:: Available records ::
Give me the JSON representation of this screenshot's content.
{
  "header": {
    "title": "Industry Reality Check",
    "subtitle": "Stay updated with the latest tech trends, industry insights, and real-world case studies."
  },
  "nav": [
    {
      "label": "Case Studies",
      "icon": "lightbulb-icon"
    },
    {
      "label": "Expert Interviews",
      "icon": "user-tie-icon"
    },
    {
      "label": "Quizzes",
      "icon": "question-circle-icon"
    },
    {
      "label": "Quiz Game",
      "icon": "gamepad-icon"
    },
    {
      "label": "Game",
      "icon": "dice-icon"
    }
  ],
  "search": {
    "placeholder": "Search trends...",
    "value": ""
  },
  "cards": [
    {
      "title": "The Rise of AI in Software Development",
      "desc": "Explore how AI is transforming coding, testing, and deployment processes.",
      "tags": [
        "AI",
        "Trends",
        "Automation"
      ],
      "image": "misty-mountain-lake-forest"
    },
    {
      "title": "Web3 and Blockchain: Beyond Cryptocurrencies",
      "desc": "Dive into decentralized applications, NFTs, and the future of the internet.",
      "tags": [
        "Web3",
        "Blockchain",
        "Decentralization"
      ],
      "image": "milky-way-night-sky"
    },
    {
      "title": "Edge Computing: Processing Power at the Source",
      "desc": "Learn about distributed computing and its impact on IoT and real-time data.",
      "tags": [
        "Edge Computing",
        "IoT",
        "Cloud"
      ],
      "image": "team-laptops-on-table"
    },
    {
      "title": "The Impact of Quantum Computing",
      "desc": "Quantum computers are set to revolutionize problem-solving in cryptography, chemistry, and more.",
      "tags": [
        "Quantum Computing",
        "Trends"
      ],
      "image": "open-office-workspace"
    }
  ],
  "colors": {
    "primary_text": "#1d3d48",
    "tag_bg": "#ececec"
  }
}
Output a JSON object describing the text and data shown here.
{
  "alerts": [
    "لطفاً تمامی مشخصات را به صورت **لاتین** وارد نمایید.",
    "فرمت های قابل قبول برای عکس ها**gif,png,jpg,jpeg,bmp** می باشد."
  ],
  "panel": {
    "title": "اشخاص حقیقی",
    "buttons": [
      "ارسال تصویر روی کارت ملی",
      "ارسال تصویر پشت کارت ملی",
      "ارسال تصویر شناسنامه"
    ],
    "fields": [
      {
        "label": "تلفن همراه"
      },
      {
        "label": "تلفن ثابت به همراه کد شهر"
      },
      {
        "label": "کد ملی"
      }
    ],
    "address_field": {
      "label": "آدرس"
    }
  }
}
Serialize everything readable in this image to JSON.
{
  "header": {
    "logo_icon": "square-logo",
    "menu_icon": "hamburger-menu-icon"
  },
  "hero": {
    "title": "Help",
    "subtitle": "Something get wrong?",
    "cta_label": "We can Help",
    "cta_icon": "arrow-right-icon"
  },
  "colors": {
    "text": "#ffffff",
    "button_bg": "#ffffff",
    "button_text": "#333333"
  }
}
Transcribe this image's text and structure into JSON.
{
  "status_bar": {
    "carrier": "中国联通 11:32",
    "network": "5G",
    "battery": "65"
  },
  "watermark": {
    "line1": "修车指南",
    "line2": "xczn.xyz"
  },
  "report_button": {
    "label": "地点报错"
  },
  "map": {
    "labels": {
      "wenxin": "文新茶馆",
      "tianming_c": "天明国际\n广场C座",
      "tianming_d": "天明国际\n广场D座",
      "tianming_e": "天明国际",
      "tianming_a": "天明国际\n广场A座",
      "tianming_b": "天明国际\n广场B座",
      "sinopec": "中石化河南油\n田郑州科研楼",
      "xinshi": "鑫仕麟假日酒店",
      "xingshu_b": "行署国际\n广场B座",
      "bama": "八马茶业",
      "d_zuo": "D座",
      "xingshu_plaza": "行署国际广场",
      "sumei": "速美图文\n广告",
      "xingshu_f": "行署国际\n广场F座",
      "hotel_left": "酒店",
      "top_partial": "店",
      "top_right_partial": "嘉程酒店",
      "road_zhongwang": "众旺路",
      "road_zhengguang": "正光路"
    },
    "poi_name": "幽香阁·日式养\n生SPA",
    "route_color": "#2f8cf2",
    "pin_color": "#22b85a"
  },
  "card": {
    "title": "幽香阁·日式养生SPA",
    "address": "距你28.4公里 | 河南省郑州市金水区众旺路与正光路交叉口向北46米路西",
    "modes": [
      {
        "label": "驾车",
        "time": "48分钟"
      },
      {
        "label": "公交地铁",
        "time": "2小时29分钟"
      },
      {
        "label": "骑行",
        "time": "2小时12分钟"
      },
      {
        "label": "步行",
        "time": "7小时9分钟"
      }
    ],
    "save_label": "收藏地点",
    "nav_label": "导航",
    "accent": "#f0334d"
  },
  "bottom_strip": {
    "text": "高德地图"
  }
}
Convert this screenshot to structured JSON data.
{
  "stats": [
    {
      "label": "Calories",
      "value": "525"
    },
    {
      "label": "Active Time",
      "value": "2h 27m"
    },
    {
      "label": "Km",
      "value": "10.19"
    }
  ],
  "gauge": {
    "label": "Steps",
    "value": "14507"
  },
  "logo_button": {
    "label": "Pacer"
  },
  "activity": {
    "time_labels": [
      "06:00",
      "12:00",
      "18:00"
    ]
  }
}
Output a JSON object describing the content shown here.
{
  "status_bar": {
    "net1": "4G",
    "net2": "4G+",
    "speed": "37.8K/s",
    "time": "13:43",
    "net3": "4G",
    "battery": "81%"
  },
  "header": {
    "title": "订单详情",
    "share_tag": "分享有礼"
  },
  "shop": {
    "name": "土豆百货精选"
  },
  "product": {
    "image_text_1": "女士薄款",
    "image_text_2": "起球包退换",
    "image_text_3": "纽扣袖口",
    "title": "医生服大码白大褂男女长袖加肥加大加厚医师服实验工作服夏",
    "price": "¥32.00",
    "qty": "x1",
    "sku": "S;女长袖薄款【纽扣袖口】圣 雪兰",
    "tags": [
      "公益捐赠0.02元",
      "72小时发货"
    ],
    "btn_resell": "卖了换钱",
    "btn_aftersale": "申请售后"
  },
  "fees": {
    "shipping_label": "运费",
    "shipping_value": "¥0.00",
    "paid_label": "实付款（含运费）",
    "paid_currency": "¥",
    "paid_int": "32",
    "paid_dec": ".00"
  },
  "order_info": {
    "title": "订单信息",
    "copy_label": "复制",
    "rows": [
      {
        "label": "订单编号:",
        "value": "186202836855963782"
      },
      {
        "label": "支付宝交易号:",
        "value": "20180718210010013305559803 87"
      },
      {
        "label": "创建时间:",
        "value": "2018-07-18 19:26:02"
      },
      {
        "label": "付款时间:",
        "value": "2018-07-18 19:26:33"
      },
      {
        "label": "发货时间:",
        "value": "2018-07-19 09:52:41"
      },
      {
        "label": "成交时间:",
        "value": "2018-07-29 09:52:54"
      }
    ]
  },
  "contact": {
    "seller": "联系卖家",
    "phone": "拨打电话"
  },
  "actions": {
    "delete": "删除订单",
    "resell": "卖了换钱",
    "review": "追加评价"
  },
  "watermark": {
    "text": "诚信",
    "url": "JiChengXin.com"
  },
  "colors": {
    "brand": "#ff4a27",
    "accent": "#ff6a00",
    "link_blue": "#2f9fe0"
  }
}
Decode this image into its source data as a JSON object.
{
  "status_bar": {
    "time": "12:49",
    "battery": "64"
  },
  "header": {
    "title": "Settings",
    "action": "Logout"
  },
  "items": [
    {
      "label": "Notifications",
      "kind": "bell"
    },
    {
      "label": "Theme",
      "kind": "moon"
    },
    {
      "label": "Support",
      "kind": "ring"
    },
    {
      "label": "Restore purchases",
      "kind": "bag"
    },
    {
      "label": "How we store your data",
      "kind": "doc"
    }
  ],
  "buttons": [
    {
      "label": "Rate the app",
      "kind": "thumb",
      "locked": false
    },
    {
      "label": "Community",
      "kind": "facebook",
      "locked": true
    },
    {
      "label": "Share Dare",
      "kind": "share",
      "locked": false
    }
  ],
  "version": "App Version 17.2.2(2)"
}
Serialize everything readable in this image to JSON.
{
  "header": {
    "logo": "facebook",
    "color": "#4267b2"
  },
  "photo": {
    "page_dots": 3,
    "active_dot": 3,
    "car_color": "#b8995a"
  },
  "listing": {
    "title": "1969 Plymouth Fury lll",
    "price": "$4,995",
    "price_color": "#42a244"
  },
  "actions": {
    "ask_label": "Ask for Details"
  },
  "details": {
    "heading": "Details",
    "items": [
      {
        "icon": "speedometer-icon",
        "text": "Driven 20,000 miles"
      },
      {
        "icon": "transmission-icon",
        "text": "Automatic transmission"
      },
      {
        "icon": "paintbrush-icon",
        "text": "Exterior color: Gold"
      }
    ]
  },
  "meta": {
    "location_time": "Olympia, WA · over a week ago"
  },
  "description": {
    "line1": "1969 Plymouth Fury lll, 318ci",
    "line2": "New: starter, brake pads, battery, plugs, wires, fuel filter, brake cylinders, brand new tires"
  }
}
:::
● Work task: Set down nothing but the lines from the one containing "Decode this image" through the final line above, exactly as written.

● Written response:
Decode this image into its source data as a JSON object.
{
  "status_bar": {
    "time": "12:49",
    "battery": "64"
  },
  "header": {
    "title": "Settings",
    "action": "Logout"
  },
  "items": [
    {
      "label": "Notifications",
      "kind": "bell"
    },
    {
      "label": "Theme",
      "kind": "moon"
    },
    {
      "label": "Support",
      "kind": "ring"
    },
    {
      "label": "Restore purchases",
      "kind": "bag"
    },
    {
      "label": "How we store your data",
      "kind": "doc"
    }
  ],
  "buttons": [
    {
      "label": "Rate the app",
      "kind": "thumb",
      "locked": false
    },
    {
      "label": "Community",
      "kind": "facebook",
      "locked": true
    },
    {
      "label": "Share Dare",
      "kind": "share",
      "locked": false
    }
  ],
  "version": "App Version 17.2.2(2)"
}
Serialize everything readable in this image to JSON.
{
  "header": {
    "logo": "facebook",
    "color": "#4267b2"
  },
  "photo": {
    "page_dots": 3,
    "active_dot": 3,
    "car_color": "#b8995a"
  },
  "listing": {
    "title": "1969 Plymouth Fury lll",
    "price": "$4,995",
    "price_color": "#42a244"
  },
  "actions": {
    "ask_label": "Ask for Details"
  },
  "details": {
    "heading": "Details",
    "items": [
      {
        "icon": "speedometer-icon",
        "text": "Driven 20,000 miles"
      },
      {
        "icon": "transmission-icon",
        "text": "Automatic transmission"
      },
      {
        "icon": "paintbrush-icon",
        "text": "Exterior color: Gold"
      }
    ]
  },
  "meta": {
    "location_time": "Olympia, WA · over a week ago"
  },
  "description": {
    "line1": "1969 Plymouth Fury lll, 318ci",
    "line2": "New: starter, brake pads, battery, plugs, wires, fuel filter, brake cylinders, brand new tires"
  }
}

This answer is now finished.